Brother’s Keeper, 2012.
Rumination, installation view, Brooklyn Museum, 2012.
Duron Jackson (Brooklyn, 1965) is cross-disciplinary artist whose practice conflates academic and artistic research. He uses installation, photography, video archives, and objects to create new critical perspectives on dominant historical narratives. His interests lie in creating critical discourse around contemporary representations and debates within western social contexts. Modern Painters magazine listed Jackson as one of the 100 artists to watch for 2012 and he was awarded Brooklyn Museum’s Raw/Cooked solo exhibition sponsored by Bloomberg Media last fall. He received his MFA in Sculpture at Bard College, Milton Avery School of Art. Jackson is a 2013 recipient of the prestigious Fulbright research fellowship, granted by the U.S. State Department for creative research in Salvador da Bahia, Brazil, where he is concurrently artist in residence at Museu de Arte Moderna da Bahia. He is represented by Gallery138 in NYC and Galerie Zidoun in Luxembourg.
Hands Up, 2008.
Duron Jackson is a multi-disciplinary artist who explores the social inter-relationships of “Blackness” within the broader context of contemporary culture.
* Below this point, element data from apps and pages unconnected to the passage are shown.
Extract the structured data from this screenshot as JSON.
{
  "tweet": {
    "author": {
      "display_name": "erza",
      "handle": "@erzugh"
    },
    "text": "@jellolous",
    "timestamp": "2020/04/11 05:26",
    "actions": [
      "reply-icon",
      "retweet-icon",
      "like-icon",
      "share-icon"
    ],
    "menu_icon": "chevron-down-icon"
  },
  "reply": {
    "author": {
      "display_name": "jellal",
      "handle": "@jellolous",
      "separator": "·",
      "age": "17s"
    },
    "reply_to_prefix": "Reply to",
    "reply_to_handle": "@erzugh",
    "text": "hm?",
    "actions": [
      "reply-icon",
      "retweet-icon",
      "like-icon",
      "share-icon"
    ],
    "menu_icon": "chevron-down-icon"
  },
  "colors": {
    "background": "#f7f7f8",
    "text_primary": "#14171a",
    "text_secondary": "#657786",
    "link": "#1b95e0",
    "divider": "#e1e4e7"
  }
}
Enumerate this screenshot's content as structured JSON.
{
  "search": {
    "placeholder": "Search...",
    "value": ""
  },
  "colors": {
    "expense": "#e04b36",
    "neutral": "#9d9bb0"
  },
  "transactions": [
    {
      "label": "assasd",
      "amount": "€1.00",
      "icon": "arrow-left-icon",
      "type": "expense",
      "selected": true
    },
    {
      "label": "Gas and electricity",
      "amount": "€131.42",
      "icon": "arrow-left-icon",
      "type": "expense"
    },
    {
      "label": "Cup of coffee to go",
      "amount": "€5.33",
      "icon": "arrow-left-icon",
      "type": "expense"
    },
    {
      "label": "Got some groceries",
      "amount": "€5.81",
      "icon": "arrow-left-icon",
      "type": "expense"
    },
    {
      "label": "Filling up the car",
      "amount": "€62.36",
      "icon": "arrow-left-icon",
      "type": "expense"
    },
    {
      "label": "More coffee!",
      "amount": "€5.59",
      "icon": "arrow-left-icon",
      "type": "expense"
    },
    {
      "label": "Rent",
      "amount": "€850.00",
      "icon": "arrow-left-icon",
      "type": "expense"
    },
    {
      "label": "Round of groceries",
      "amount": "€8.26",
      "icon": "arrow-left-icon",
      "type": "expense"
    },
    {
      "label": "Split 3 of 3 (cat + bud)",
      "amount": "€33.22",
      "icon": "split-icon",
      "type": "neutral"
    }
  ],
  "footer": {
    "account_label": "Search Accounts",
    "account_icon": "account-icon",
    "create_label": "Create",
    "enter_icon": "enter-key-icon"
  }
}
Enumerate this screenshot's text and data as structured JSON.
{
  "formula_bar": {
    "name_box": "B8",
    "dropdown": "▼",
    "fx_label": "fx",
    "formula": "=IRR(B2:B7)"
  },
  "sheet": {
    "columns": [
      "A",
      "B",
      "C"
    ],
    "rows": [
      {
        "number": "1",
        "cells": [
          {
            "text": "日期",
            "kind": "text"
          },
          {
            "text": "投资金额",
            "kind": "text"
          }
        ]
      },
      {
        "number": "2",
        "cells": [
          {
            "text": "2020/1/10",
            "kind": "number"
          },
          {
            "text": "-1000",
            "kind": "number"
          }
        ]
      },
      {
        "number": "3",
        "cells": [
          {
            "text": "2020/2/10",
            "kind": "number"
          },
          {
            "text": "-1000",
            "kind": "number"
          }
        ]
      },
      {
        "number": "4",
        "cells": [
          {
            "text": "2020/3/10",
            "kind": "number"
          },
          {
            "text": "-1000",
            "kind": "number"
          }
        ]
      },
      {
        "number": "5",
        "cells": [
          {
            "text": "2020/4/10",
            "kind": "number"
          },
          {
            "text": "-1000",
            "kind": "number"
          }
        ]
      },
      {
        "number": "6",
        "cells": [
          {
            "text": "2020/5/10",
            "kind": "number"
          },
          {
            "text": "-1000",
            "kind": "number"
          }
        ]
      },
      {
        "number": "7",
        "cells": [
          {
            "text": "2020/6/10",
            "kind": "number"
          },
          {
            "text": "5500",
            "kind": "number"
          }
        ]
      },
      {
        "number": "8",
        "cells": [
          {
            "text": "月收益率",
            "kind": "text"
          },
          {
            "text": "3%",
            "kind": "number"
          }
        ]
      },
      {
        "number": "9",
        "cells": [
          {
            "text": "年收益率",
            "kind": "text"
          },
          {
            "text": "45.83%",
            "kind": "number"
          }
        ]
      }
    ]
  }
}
His works focus on social and political histories in relation to mass incarceration, constructions of criminality, and state surveillance in the United States.